What is an Inverted Market
In the context of futures markets, an inverted market occurs when near maturity contracts are higher in price than far maturity contracts. Another term for this condition is backwardation.
BREAKING DOWN Inverted Market
An inverted market, or backwardation, is a situation where the futures market price of a commodity is above the expected spot price at the same maturity. Typically, in this type of market, we see the near-month contract above the middle month contract, which is above the far-month contract. The curve of price vs. maturity would be downward sloping.
In contrast, a regular, or non-inverted market, has an upward sloping price vs. maturity curve. Another name for this condition is contango.
When a market is inverted or in backwardation, it describes a situation in which the delivery price of a particular futures contract has to converge downward to meet the future expected price. If prices did not converge, it would set up an opportunity for investors to profit from arbitrage. Inverted situations can be costly to investors holding net long positions since futures prices necessarily fall, all else held constant.
For example, assume an investor goes long with a futures contract at $100. The contract is due in one year. If the expected future spot price is $70, the market is in backwardation, and the futures price will have to fall (unless the future spot price changes) to converge with the expected future spot price.
Causes for Inverted Markets
The most common reason a market inverts is due to short-term disruptions in supply of the underlying. For crude oil futures, that could be an OPEC policy to restrict exports or a hurricane damaging a crude oil port on the Gulf coast. Therefore, deliveries now are more valuable than deliveries later in time.
Agricultural commodities might see shortages due to weather. Financial futures might see short-term price squeezes due to changes in trade policy, taxes or interest rates.
Regular, or non-inverted, markets show near month delivery contracts priced below later month delivery contracts.
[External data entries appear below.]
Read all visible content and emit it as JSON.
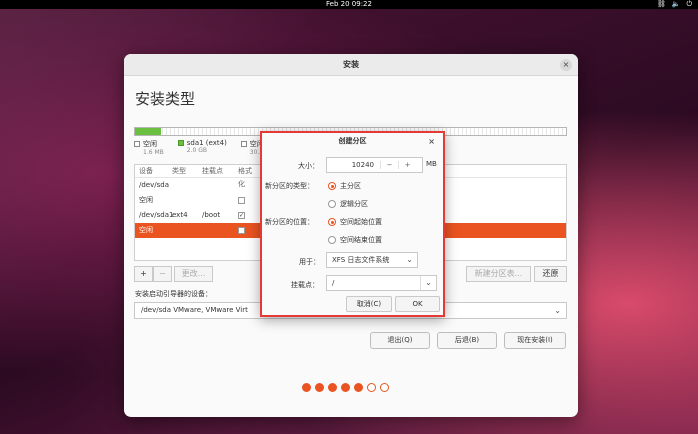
{
  "topbar": {
    "clock": "Feb 20  09:22",
    "icons": [
      "network-icon",
      "volume-icon",
      "power-icon"
    ]
  },
  "window": {
    "title": "安装",
    "close": "×"
  },
  "page": {
    "title": "安装类型"
  },
  "disk_usage_fraction": 0.06,
  "legend": [
    {
      "label": "空闲",
      "size": "1.6 MB",
      "color": "#ffffff"
    },
    {
      "label": "sda1 (ext4)",
      "size": "2.0 GB",
      "color": "#6abf40"
    },
    {
      "label": "空闲",
      "size": "30.2",
      "color": "#ffffff"
    }
  ],
  "table": {
    "headers": [
      "设备",
      "类型",
      "挂载点",
      "格式化"
    ],
    "rows": [
      {
        "device": "/dev/sda",
        "type": "",
        "mount": "",
        "format": "none"
      },
      {
        "device": "空闲",
        "type": "",
        "mount": "",
        "format": "unchecked"
      },
      {
        "device": "/dev/sda1",
        "type": "ext4",
        "mount": "/boot",
        "format": "checked"
      },
      {
        "device": "空闲",
        "type": "",
        "mount": "",
        "format": "unchecked",
        "selected": true
      }
    ]
  },
  "toolbar": {
    "add": "+",
    "remove": "−",
    "change": "更改...",
    "new_table": "新建分区表...",
    "revert": "还原"
  },
  "boot": {
    "label": "安装启动引导器的设备：",
    "value": "/dev/sda   VMware, VMware Virt"
  },
  "buttons": {
    "quit": "退出(Q)",
    "back": "后退(B)",
    "install": "现在安装(I)"
  },
  "progress_dots": {
    "total": 7,
    "filled": 5
  },
  "dialog": {
    "title": "创建分区",
    "close": "×",
    "size_label": "大小：",
    "size_value": "10240",
    "minus": "−",
    "plus": "+",
    "unit": "MB",
    "type_label": "新分区的类型：",
    "type_options": [
      "主分区",
      "逻辑分区"
    ],
    "type_selected": 0,
    "location_label": "新分区的位置：",
    "location_options": [
      "空间起始位置",
      "空间结束位置"
    ],
    "location_selected": 0,
    "use_label": "用于：",
    "use_value": "XFS 日志文件系统",
    "mount_label": "挂载点：",
    "mount_value": "/",
    "cancel": "取消(C)",
    "ok": "OK"
  },
  "colors": {
    "accent": "#e95420",
    "used": "#6abf40",
    "highlight_border": "#e53935"
  }
}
This is due to costs associated with taking delivery of the underlying commodity now and holding it, or carrying it, until a later date. Carrying costs include interest, insurance and storage. They also include opportunity costs as money tied up in the commodity cannot earn interest capital gains elsewhere.
When the cost of a futures contract equals the spot price plus the full cost of carry, that market is said to be in full carry. Contango markets can be above or below full carry. Clearly, an extreme deviation below a full carry condition could put the market into backwardation.
There is a caveat in that some markets, most notably energy, inverted or backwardation is normal, at least for long stretches of time.